• [WORK ITEM]: The answer must repeat every record exactly, with all pictures omitted.

Records from a collection:
-- Opening Marker --
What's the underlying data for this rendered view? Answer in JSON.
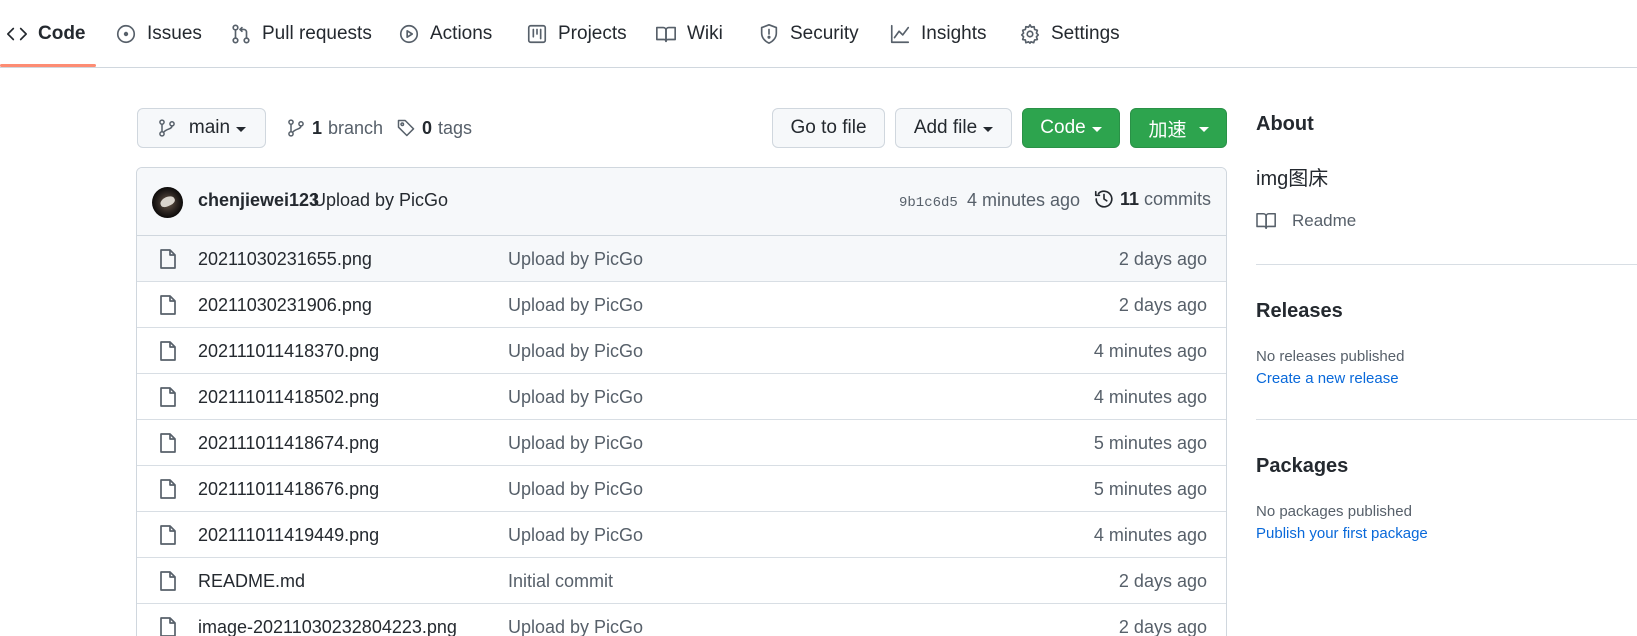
{
  "nav": {
    "tabs": [
      {
        "label": "Code",
        "icon": "code-icon",
        "active": true
      },
      {
        "label": "Issues",
        "icon": "issue-opened-icon"
      },
      {
        "label": "Pull requests",
        "icon": "git-pull-request-icon"
      },
      {
        "label": "Actions",
        "icon": "play-icon"
      },
      {
        "label": "Projects",
        "icon": "project-icon"
      },
      {
        "label": "Wiki",
        "icon": "book-icon"
      },
      {
        "label": "Security",
        "icon": "shield-icon"
      },
      {
        "label": "Insights",
        "icon": "graph-icon"
      },
      {
        "label": "Settings",
        "icon": "gear-icon"
      }
    ]
  },
  "repo_toolbar": {
    "branch_selector": "main",
    "branch_count": "1",
    "branch_label": "branch",
    "tag_count": "0",
    "tag_label": "tags",
    "go_to_file": "Go to file",
    "add_file": "Add file",
    "code_button": "Code",
    "accelerate_button": "加速"
  },
  "latest_commit": {
    "author": "chenjiewei123",
    "message": "Upload by PicGo",
    "sha": "9b1c6d5",
    "time": "4 minutes ago",
    "commit_count": "11",
    "commit_label": "commits"
  },
  "files": [
    {
      "name": "20211030231655.png",
      "message": "Upload by PicGo",
      "time": "2 days ago"
    },
    {
      "name": "20211030231906.png",
      "message": "Upload by PicGo",
      "time": "2 days ago"
    },
    {
      "name": "202111011418370.png",
      "message": "Upload by PicGo",
      "time": "4 minutes ago"
    },
    {
      "name": "202111011418502.png",
      "message": "Upload by PicGo",
      "time": "4 minutes ago"
    },
    {
      "name": "202111011418674.png",
      "message": "Upload by PicGo",
      "time": "5 minutes ago"
    },
    {
      "name": "202111011418676.png",
      "message": "Upload by PicGo",
      "time": "5 minutes ago"
    },
    {
      "name": "202111011419449.png",
      "message": "Upload by PicGo",
      "time": "4 minutes ago"
    },
    {
      "name": "README.md",
      "message": "Initial commit",
      "time": "2 days ago"
    },
    {
      "name": "image-20211030232804223.png",
      "message": "Upload by PicGo",
      "time": "2 days ago"
    }
  ],
  "sidebar": {
    "about_heading": "About",
    "description": "img图床",
    "readme_link": "Readme",
    "releases_heading": "Releases",
    "releases_empty": "No releases published",
    "create_release": "Create a new release",
    "packages_heading": "Packages",
    "packages_empty": "No packages published",
    "publish_package": "Publish your first package"
  },
  "colors": {
    "primary_button": "#2da44e",
    "active_tab_underline": "#fd8c73",
    "link": "#0969da",
    "border": "#d0d7de"
  }
}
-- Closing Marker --
• [RESPONSE TO THE EXERCISE]:
What's the underlying data for this rendered view? Answer in JSON.
{
  "nav": {
    "tabs": [
      {
        "label": "Code",
        "icon": "code-icon",
        "active": true
      },
      {
        "label": "Issues",
        "icon": "issue-opened-icon"
      },
      {
        "label": "Pull requests",
        "icon": "git-pull-request-icon"
      },
      {
        "label": "Actions",
        "icon": "play-icon"
      },
      {
        "label": "Projects",
        "icon": "project-icon"
      },
      {
        "label": "Wiki",
        "icon": "book-icon"
      },
      {
        "label": "Security",
        "icon": "shield-icon"
      },
      {
        "label": "Insights",
        "icon": "graph-icon"
      },
      {
        "label": "Settings",
        "icon": "gear-icon"
      }
    ]
  },
  "repo_toolbar": {
    "branch_selector": "main",
    "branch_count": "1",
    "branch_label": "branch",
    "tag_count": "0",
    "tag_label": "tags",
    "go_to_file": "Go to file",
    "add_file": "Add file",
    "code_button": "Code",
    "accelerate_button": "加速"
  },
  "latest_commit": {
    "author": "chenjiewei123",
    "message": "Upload by PicGo",
    "sha": "9b1c6d5",
    "time": "4 minutes ago",
    "commit_count": "11",
    "commit_label": "commits"
  },
  "files": [
    {
      "name": "20211030231655.png",
      "message": "Upload by PicGo",
      "time": "2 days ago"
    },
    {
      "name": "20211030231906.png",
      "message": "Upload by PicGo",
      "time": "2 days ago"
    },
    {
      "name": "202111011418370.png",
      "message": "Upload by PicGo",
      "time": "4 minutes ago"
    },
    {
      "name": "202111011418502.png",
      "message": "Upload by PicGo",
      "time": "4 minutes ago"
    },
    {
      "name": "202111011418674.png",
      "message": "Upload by PicGo",
      "time": "5 minutes ago"
    },
    {
      "name": "202111011418676.png",
      "message": "Upload by PicGo",
      "time": "5 minutes ago"
    },
    {
      "name": "202111011419449.png",
      "message": "Upload by PicGo",
      "time": "4 minutes ago"
    },
    {
      "name": "README.md",
      "message": "Initial commit",
      "time": "2 days ago"
    },
    {
      "name": "image-20211030232804223.png",
      "message": "Upload by PicGo",
      "time": "2 days ago"
    }
  ],
  "sidebar": {
    "about_heading": "About",
    "description": "img图床",
    "readme_link": "Readme",
    "releases_heading": "Releases",
    "releases_empty": "No releases published",
    "create_release": "Create a new release",
    "packages_heading": "Packages",
    "packages_empty": "No packages published",
    "publish_package": "Publish your first package"
  },
  "colors": {
    "primary_button": "#2da44e",
    "active_tab_underline": "#fd8c73",
    "link": "#0969da",
    "border": "#d0d7de"
  }
}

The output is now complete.